first_imgStay on target Bioinspired Bandage Reacts to Body Heat, Accelerates HealingSuperglue-Style Hydrogel Could Help Eliminate Joint Pain Pulling off a Band-Aid is one of the most cringe-inducing facts of life (second only to stepping barefoot on a rogue LEGO).But researchers at Harvard’s School of Engineering and Applied Science (SEAS) and Xi’an Jiaotong University in China have a solution.The international team developed a new type of adhesive that is easily detached with a specific frequency of light.“Strong adhesion usually requires covalent bonds, physical interactions, or a combination of both,” Yang Gao, first study author and researcher at Xi’an Jiaotong University, said in a statement.“Adhesion through covalent bonds is hard to remove and adhesion through physical interactions usually requires solvents, which can be time-consuming and environmentally harmful,” he explained. “Our method of using light to trigger detachment is non-invasive and painless.”I’m in.The glue uses an aqueous solution of polymer chains to stitch together two non-sticky materials (“like jam between two slices of bread,” SEAS described). This process is known as topological entanglement.On their own, the two hydrogels don’t come apart easily; you can basically hear the components screaming in pain.Point some UV light their way, though, and they separate as smoothly as a Kenny G refrain.The stitching polymer, which also detaches with near-infrared light, could be used for wound dressings, transdermal drug delivery devices, and wearable robots, among other medical procedures.“In nature, wet material don’t like to adhere together,” Zhigang Suo, professor of mechanics and materials at SEAS, said. “We have discovered a general approach to overcome this challenge.“Our molecular sutures can strongly adhere wet materials together,” he continued. “Furthermore, the strong adhesion can be made permanent, transient, or detachable on demand, in response to a cue.
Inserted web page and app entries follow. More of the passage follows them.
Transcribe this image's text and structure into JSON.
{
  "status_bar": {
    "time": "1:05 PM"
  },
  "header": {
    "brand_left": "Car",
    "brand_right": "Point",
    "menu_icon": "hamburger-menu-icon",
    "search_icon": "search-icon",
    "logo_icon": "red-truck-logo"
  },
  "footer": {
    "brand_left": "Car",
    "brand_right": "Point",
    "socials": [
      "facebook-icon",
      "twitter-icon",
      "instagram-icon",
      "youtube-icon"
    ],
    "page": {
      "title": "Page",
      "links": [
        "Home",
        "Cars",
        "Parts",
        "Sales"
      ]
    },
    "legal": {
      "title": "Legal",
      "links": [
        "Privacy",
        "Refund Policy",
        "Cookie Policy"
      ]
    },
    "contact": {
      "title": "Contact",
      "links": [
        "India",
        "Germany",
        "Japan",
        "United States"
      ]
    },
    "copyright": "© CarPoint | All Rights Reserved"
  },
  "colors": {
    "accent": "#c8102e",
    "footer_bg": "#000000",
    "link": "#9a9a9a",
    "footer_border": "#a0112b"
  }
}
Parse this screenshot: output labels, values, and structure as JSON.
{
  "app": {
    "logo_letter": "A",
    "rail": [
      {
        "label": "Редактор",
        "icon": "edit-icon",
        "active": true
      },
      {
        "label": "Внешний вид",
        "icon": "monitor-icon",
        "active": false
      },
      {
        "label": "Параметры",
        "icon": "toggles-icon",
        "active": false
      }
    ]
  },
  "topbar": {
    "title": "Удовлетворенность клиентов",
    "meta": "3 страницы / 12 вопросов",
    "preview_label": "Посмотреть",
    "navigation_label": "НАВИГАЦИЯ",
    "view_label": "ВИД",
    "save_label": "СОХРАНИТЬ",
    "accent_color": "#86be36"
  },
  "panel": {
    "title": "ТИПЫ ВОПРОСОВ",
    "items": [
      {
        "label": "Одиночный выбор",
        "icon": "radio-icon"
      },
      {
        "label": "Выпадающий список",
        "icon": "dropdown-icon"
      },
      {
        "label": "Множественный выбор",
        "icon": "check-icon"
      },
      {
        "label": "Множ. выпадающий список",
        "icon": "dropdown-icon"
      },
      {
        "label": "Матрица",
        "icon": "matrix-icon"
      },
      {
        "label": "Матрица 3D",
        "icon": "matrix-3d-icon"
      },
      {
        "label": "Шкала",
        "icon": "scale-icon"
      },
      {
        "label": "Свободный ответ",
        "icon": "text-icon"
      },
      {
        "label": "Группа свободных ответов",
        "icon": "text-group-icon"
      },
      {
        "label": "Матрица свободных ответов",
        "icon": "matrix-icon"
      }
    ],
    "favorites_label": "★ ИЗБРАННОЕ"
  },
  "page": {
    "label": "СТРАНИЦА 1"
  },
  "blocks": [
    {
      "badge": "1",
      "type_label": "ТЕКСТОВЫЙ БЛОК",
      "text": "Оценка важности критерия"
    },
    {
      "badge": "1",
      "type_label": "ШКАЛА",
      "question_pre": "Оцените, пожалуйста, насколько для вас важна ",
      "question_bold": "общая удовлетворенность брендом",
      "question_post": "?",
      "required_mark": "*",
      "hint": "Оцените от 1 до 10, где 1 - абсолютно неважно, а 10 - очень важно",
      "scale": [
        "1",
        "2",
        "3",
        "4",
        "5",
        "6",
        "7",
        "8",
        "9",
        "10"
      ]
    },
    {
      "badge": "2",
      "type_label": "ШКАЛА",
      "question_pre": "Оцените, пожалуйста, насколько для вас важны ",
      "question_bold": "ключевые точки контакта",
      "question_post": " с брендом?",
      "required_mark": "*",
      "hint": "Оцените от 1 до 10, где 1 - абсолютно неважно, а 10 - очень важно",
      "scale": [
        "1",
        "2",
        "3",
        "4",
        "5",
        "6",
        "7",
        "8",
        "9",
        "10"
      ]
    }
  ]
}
So, as we see it, nature is full of loopholes, waiting to be stitched.”Full results were published in the journal Advanced Materials.More on Hydrogel Could Help Eliminate Joint PainSea Creatures Inspire Researchers to Create Formaldehyde-Free GlueNew Super Glue Could Help Us Make Squishy Batteries and Electronicslast_img